Rising sea levels, increasingly severe storms and deadly heat waves may imperil the region in coming decades, scientists and studies say
It doesn’t take a rocket scientist to know that the Middle East gets hot in the summer, but scientists and studies warn that climate change may make living there much harder. They say the entire Middle East and North Africa (MENA) region is susceptible to some of the more severe consequences of global warming, including lethal heat waves, extensive drought and rising sea levels.
Dr Benjamin Cook, a NASA scientist at the Goddard Institute for Space Studies, told Middle East Eye that the region is particularly vulnerable to climate change.
“The MENA region and the Mediterranean can expect reduced rainfall, increased intensity and occurrence of droughts, and much more severe heat extremes,” he said.

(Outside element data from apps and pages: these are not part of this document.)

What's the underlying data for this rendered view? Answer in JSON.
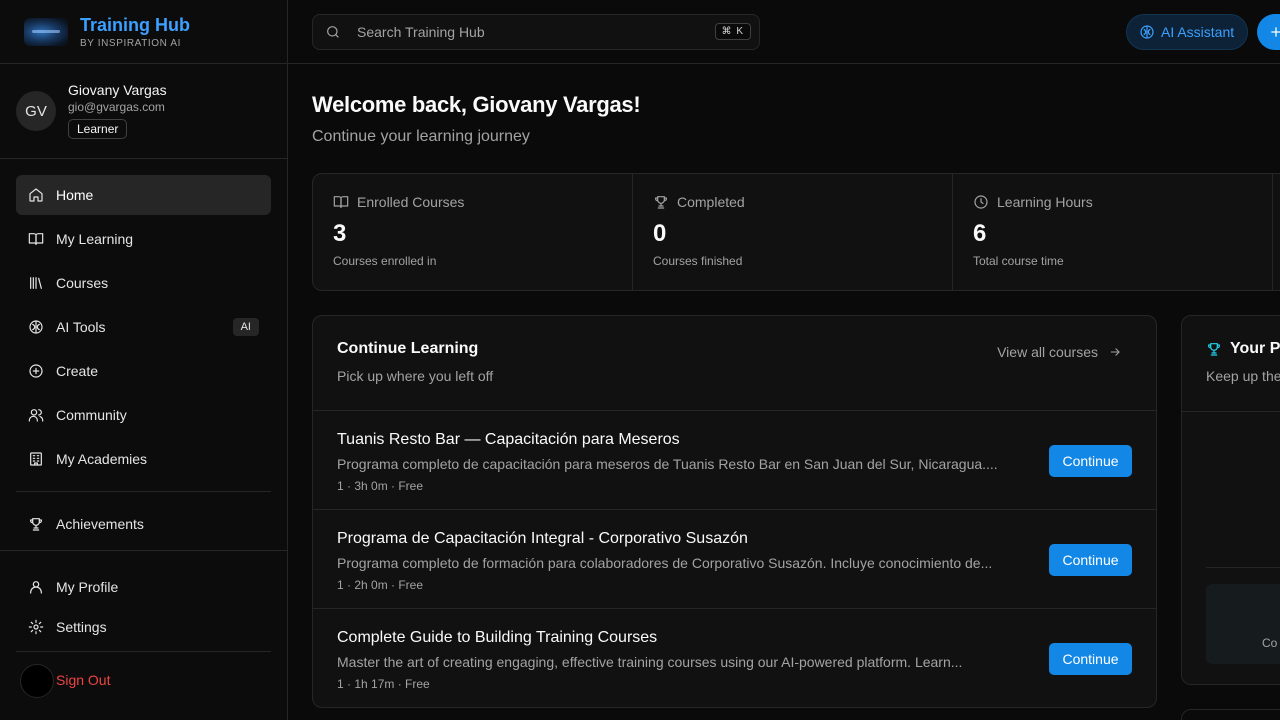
{
  "brand": {
    "title": "Training Hub",
    "subtitle": "BY INSPIRATION AI"
  },
  "user": {
    "initials": "GV",
    "name": "Giovany Vargas",
    "email": "gio@gvargas.com",
    "role": "Learner"
  },
  "nav": {
    "items": [
      {
        "label": "Home",
        "icon": "home-icon",
        "active": true
      },
      {
        "label": "My Learning",
        "icon": "book-open-icon"
      },
      {
        "label": "Courses",
        "icon": "library-icon"
      },
      {
        "label": "AI Tools",
        "icon": "brain-icon",
        "badge": "AI"
      },
      {
        "label": "Create",
        "icon": "plus-circle-icon"
      },
      {
        "label": "Community",
        "icon": "users-icon"
      },
      {
        "label": "My Academies",
        "icon": "building-icon"
      }
    ],
    "achievements": "Achievements",
    "profile": "My Profile",
    "settings": "Settings",
    "signout": "Sign Out"
  },
  "topbar": {
    "search_placeholder": "Search Training Hub",
    "shortcut": "⌘ K",
    "ai_assistant": "AI Assistant"
  },
  "welcome": {
    "title": "Welcome back, Giovany Vargas!",
    "subtitle": "Continue your learning journey"
  },
  "stats": [
    {
      "label": "Enrolled Courses",
      "value": "3",
      "desc": "Courses enrolled in",
      "icon": "book-open-icon"
    },
    {
      "label": "Completed",
      "value": "0",
      "desc": "Courses finished",
      "icon": "trophy-icon"
    },
    {
      "label": "Learning Hours",
      "value": "6",
      "desc": "Total course time",
      "icon": "clock-icon"
    }
  ],
  "continue_learning": {
    "title": "Continue Learning",
    "subtitle": "Pick up where you left off",
    "view_all": "View all courses",
    "button_label": "Continue",
    "courses": [
      {
        "title": "Tuanis Resto Bar — Capacitación para Meseros",
        "desc": "Programa completo de capacitación para meseros de Tuanis Resto Bar en San Juan del Sur, Nicaragua....",
        "meta": "1 · 3h 0m · Free"
      },
      {
        "title": "Programa de Capacitación Integral - Corporativo Susazón",
        "desc": "Programa completo de formación para colaboradores de Corporativo Susazón. Incluye conocimiento de...",
        "meta": "1 · 2h 0m · Free"
      },
      {
        "title": "Complete Guide to Building Training Courses",
        "desc": "Master the art of creating engaging, effective training courses using our AI-powered platform. Learn...",
        "meta": "1 · 1h 17m · Free"
      }
    ]
  },
  "progress_card": {
    "title": "Your P",
    "subtitle": "Keep up the",
    "box_text": "Co"
  },
  "colors": {
    "accent": "#1287e6",
    "brand": "#3ba0ff",
    "danger": "#ef4444",
    "trophy": "#22d3ee"
  }
}
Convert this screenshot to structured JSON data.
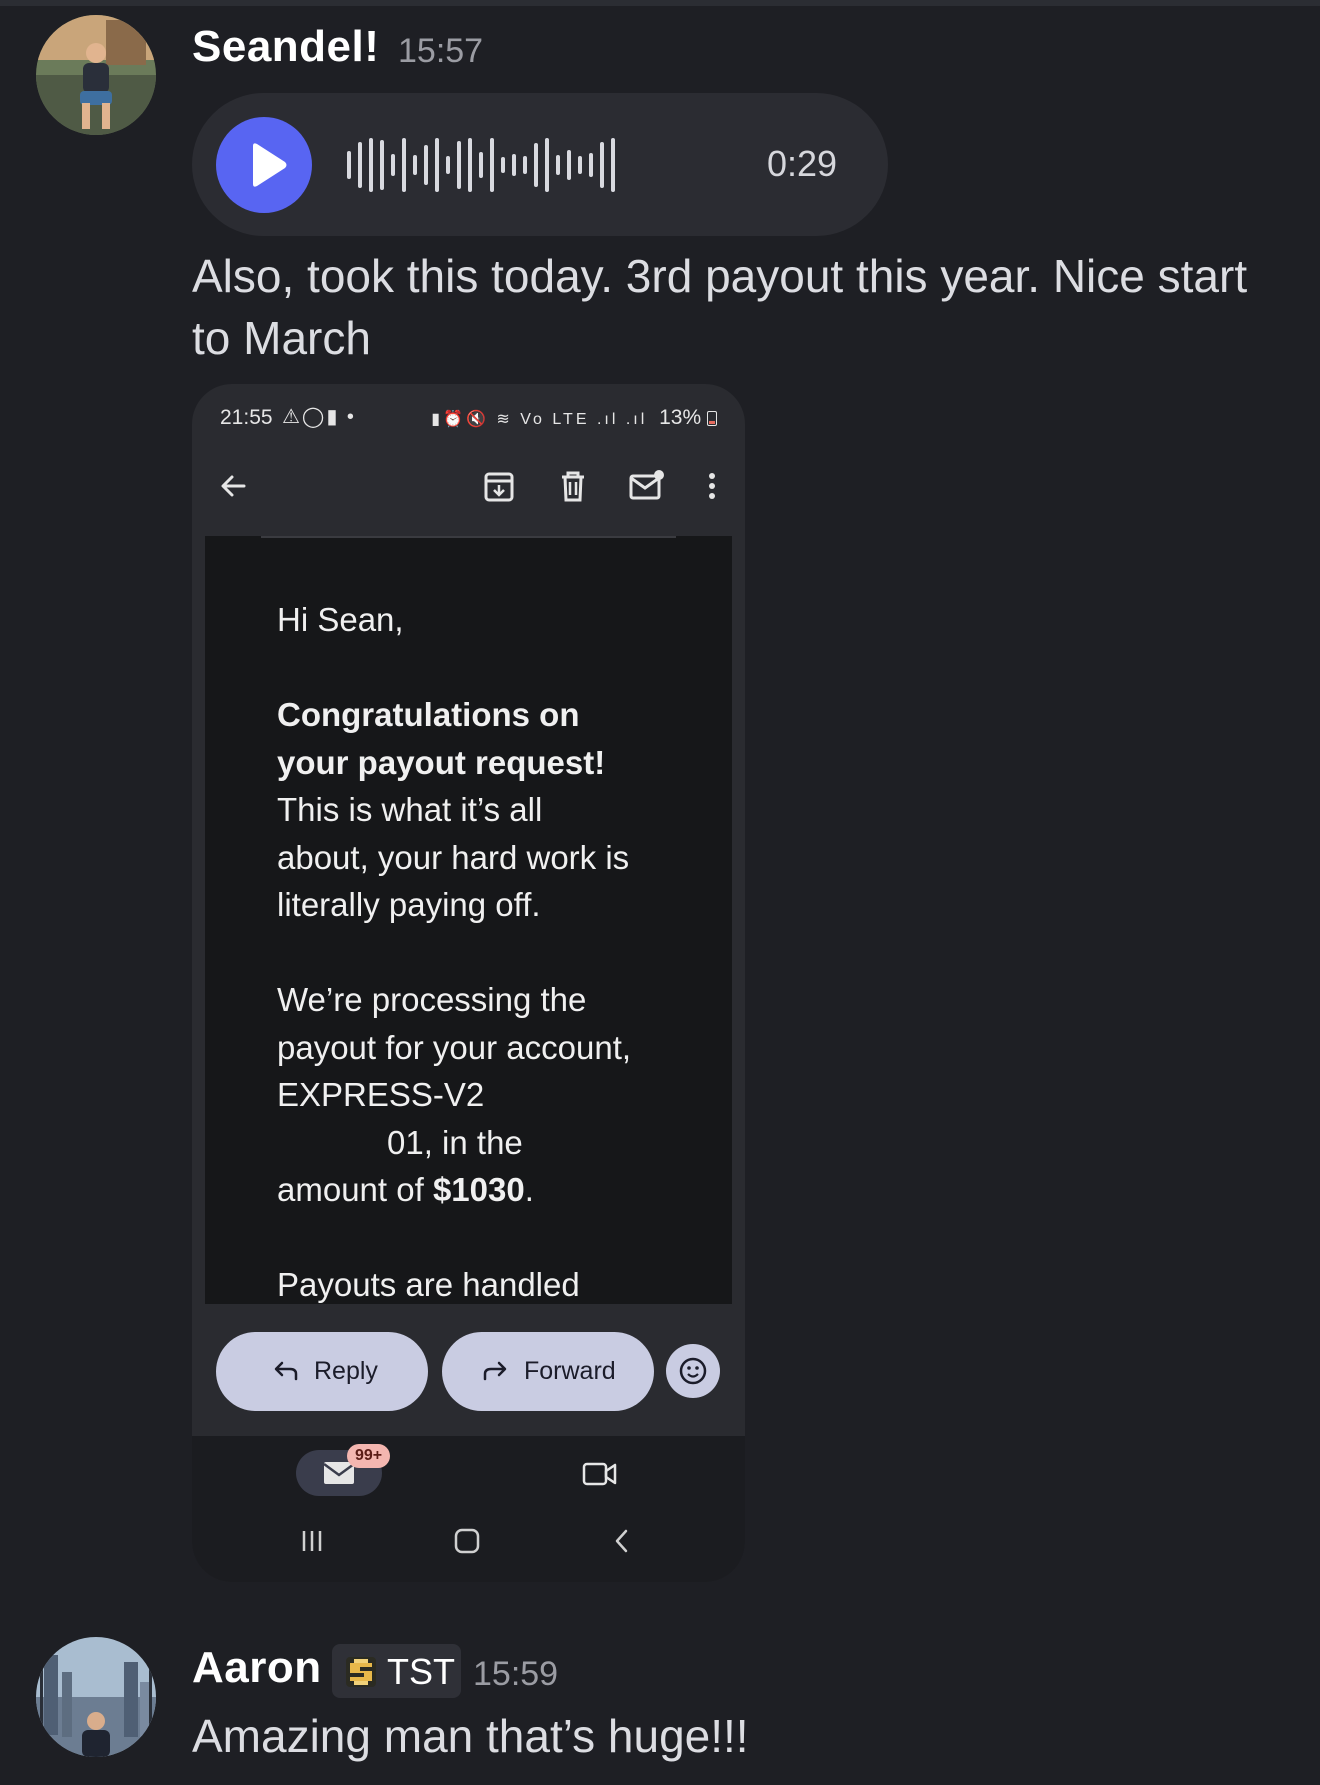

“The whole region is already highly sensitive to drought because of the limited water resources, and this area is a place where we really expect the drought-related impacts of climate change to be particularly important. Sea level rise is likely to have a big impact anywhere along the coast, especially on cities and settlements that are right at sea level,” he added.
Cook warned that “the further we move into the future, and the stronger the warming, the clearer and stronger all of these impacts will be”.
Global food security in peril
On Monday, the think-tank Chatham House published a report on how climate change imperils global food security by pressuring a small number of Middle East “chokepoints” – or critical trade route locations.
[Photo by Je suis Eli | Flickr]